Records for this task: Begin

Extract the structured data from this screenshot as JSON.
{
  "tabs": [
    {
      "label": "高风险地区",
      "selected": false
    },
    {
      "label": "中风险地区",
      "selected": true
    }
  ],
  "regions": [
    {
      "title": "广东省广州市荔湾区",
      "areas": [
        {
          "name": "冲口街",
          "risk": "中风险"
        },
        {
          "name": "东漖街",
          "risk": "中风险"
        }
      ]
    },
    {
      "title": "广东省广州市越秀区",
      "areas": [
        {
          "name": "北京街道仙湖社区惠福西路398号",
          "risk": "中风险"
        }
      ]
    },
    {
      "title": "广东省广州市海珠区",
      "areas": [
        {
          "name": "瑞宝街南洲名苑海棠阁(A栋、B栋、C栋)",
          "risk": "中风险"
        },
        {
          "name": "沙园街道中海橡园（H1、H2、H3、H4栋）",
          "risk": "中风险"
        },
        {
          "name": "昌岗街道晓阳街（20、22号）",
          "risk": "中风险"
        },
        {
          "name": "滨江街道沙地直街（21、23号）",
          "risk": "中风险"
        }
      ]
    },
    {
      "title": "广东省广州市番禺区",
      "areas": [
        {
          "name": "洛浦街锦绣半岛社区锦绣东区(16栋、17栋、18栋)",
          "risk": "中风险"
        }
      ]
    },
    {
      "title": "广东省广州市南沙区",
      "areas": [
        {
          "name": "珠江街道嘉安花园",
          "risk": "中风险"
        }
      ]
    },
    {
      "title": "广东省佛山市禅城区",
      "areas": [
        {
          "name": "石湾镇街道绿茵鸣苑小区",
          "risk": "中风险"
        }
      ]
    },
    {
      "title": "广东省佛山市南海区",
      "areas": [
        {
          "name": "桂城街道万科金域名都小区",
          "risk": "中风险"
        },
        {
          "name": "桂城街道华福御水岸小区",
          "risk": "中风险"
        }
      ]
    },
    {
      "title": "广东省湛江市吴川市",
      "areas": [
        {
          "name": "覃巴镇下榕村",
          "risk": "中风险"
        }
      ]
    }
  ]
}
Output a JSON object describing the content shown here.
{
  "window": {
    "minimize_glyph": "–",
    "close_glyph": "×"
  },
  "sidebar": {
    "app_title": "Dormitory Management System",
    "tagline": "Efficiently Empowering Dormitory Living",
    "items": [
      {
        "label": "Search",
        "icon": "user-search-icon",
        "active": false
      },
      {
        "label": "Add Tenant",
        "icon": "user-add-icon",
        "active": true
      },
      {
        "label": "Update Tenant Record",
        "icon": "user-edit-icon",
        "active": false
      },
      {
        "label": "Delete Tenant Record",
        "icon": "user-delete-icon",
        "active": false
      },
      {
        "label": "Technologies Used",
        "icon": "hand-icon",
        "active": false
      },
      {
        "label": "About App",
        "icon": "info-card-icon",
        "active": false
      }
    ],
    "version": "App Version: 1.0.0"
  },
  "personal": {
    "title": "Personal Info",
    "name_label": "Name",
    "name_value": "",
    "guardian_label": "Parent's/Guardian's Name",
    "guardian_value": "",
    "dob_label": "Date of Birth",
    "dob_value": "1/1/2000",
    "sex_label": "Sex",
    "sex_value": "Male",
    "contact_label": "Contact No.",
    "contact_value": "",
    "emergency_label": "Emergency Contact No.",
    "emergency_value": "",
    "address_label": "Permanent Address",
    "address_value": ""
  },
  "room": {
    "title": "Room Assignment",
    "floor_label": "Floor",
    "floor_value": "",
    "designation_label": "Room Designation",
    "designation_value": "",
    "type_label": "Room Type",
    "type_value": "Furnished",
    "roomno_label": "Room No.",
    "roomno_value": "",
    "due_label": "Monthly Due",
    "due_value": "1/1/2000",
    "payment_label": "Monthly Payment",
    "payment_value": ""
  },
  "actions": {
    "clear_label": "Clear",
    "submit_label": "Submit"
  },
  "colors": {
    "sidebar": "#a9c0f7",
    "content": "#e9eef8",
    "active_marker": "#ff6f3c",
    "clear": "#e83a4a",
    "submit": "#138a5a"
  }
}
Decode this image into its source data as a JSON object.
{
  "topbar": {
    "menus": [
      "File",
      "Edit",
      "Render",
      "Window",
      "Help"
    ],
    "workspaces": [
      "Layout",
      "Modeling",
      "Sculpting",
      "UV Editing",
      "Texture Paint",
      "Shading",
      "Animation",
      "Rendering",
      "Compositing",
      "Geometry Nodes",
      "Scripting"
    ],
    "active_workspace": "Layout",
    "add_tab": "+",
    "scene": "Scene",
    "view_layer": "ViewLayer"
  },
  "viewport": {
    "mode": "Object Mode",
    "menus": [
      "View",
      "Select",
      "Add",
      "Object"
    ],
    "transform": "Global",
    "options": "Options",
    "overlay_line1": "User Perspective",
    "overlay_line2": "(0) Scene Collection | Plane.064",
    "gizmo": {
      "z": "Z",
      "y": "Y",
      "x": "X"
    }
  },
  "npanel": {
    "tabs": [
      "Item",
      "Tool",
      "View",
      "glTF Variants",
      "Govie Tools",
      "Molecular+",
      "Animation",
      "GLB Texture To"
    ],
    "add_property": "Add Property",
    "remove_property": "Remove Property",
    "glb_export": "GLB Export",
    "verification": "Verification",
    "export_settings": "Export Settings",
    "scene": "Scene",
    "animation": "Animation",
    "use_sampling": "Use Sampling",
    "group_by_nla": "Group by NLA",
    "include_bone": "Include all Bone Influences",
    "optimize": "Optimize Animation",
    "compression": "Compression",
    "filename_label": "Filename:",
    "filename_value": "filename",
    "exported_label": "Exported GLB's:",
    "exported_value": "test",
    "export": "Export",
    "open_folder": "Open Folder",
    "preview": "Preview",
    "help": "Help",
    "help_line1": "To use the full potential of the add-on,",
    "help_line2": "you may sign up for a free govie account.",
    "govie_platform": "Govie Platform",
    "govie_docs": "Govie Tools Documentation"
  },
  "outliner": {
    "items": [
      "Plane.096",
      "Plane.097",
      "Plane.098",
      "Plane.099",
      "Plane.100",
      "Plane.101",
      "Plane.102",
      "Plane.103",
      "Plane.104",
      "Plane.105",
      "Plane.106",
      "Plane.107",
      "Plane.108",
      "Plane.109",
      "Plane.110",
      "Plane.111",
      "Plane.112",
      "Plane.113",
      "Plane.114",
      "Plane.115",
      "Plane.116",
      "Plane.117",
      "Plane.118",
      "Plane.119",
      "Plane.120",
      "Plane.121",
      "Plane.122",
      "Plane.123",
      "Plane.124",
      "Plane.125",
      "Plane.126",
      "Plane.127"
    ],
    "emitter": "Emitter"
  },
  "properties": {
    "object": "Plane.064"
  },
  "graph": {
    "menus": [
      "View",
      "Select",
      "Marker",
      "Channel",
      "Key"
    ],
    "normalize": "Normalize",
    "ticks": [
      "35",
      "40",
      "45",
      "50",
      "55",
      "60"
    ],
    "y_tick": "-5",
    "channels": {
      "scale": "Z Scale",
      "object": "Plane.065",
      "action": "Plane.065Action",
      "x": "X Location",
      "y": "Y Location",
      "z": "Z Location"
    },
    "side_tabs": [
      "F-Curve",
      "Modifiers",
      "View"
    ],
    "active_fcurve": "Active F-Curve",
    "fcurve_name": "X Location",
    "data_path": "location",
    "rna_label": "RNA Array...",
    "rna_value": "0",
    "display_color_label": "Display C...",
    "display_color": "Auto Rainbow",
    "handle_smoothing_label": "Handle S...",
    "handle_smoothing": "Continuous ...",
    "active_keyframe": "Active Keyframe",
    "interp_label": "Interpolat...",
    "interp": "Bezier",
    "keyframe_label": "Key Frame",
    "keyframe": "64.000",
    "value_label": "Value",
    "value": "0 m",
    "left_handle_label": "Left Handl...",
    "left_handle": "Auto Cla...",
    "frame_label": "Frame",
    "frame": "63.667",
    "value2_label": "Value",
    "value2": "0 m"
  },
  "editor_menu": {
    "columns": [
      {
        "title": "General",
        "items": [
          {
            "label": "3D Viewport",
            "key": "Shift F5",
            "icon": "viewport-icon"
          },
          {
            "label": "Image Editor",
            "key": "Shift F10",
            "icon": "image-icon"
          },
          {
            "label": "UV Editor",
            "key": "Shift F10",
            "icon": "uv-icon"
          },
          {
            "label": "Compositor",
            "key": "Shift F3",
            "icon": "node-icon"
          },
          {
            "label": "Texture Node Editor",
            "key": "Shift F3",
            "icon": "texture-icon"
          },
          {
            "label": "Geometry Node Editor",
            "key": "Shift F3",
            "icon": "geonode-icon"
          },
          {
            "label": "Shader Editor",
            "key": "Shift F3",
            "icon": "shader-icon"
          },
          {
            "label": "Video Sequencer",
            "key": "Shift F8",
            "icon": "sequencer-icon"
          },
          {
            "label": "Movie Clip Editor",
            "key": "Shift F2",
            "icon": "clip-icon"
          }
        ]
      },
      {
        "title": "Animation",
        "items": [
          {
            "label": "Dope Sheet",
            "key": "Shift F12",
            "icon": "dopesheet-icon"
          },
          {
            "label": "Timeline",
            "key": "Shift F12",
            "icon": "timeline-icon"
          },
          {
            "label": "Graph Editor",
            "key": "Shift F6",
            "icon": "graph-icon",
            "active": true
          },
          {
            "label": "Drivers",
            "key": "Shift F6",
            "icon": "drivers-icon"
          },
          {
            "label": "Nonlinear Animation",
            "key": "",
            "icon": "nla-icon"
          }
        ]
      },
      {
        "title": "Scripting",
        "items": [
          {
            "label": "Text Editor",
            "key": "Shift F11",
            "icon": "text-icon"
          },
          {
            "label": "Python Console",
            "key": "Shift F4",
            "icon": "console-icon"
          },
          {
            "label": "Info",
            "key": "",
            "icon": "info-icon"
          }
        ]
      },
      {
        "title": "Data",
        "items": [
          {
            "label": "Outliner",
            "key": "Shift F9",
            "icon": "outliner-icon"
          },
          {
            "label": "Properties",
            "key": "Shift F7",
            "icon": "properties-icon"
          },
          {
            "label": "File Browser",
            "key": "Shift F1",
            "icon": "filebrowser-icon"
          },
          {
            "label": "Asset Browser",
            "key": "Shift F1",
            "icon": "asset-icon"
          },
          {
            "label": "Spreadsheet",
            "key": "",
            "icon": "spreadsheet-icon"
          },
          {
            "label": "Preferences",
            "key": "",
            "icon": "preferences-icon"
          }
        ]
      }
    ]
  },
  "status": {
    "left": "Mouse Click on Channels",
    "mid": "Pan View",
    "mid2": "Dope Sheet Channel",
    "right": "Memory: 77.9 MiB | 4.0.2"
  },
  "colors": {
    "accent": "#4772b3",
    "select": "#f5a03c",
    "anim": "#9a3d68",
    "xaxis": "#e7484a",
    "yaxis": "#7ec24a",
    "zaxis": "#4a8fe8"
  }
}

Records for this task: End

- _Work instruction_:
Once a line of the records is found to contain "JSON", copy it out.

- _Result of the exercise_:
Extract the structured data from this screenshot as JSON.
Output a JSON object describing the content shown here.
Decode this image into its source data as a JSON object.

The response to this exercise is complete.